You'll find a remarkable continuity between the Gospel of Luke and the Acts of the Apostles, suggesting that both texts shared a common author. This connection is evident in the canonical harmony between the two books, which demonstrates a deliberate effort to present a cohesive narrative. The Apostolic echoes in Acts, for instance, mirror the themes and motifs present in Luke, reinforcing the notion of a single authorial hand.

Moreover, the shifts between the Gospel and Acts are seamless, with the latter picking up where the former leaves off. This suggests that the author intended for the two texts to be read together, promoting a deeper understanding of the early Christian community. The linguistic and stylistic similarities between Luke and Acts further solidify the case for a single author. As you explore the texts, you'll notice the consistent use of vocabulary, grammatical structures, and narrative techniques, all of which point to a unified authorial voice. The connection between Luke and Acts is a reflection of the author's intentional design, underscoring the importance of considering these texts as an integrated whole.

Implications for Biblical Interpretation

interpreting the bible s meaning

Recognizing Luke as the author of both the Gospel and Acts has significant implications for your understanding of biblical narratives, since it highlights the value of considering these texts as an integrated whole.

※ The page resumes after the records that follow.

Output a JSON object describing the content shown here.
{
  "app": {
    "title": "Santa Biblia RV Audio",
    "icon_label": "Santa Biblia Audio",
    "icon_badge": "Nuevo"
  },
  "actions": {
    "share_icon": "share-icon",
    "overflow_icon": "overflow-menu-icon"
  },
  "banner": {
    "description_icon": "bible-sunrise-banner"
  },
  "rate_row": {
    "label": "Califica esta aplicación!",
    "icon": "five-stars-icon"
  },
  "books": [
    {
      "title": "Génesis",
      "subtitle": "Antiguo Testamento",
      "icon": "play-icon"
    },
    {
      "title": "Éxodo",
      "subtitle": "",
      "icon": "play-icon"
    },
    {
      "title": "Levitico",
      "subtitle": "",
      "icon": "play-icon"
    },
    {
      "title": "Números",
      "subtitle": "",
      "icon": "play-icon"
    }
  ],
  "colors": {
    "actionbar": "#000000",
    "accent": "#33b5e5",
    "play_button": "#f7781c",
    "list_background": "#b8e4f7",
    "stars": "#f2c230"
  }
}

This understanding can greatly impact your interpretation of biblical stories and themes.

Here are three key implications:

  1. Canonical authority: Recognizing Luke's authorship reinforces the canonical authority of both texts, solidifying their place within the biblical canon.
  2. Scriptural reliability: The connection between the Gospel and Acts strengthens the reliability of Scripture, as it demonstrates a cohesive narrative that spans multiple books.
  3. Narrative coherence: Viewing the Gospel and Acts as an integrated whole reveals a more thorough and connected narrative, allowing you to better appreciate the biblical story.